#### Entries shown

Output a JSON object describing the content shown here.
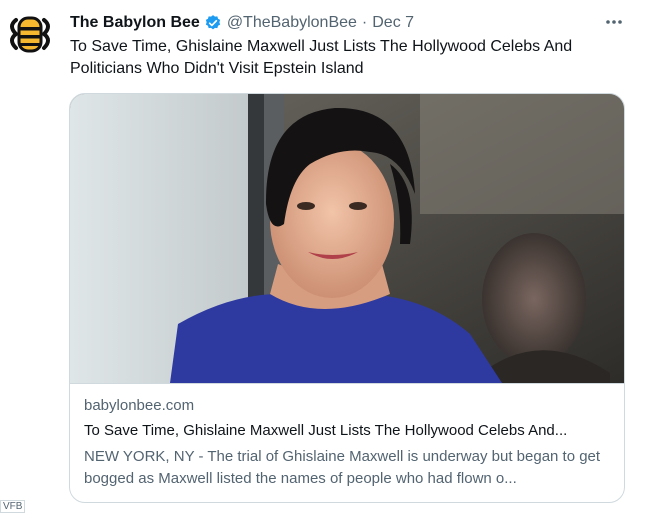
{
  "author": {
    "name": "The Babylon Bee",
    "handle": "@TheBabylonBee",
    "separator": "·",
    "date": "Dec 7",
    "avatar_icon": "babylon-bee-logo",
    "verified_icon": "verified-badge-icon"
  },
  "tweet": {
    "text": "To Save Time, Ghislaine Maxwell Just Lists The Hollywood Celebs And Politicians Who Didn't Visit Epstein Island",
    "more_icon": "more-options-icon"
  },
  "card": {
    "domain": "babylonbee.com",
    "title": "To Save Time, Ghislaine Maxwell Just Lists The Hollywood Celebs And...",
    "description": "NEW YORK, NY - The trial of Ghislaine Maxwell is underway but began to get bogged as Maxwell listed the names of people who had flown o..."
  },
  "page": {
    "corner_label": "VFB"
  },
  "colors": {
    "primary_text": "#0f1419",
    "secondary_text": "#536471",
    "border": "#cfd9de",
    "verified": "#1d9bf0",
    "logo_yellow": "#f5b82e"
  }
}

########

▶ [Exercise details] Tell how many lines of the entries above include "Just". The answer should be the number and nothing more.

▶ [Exercise answer] 2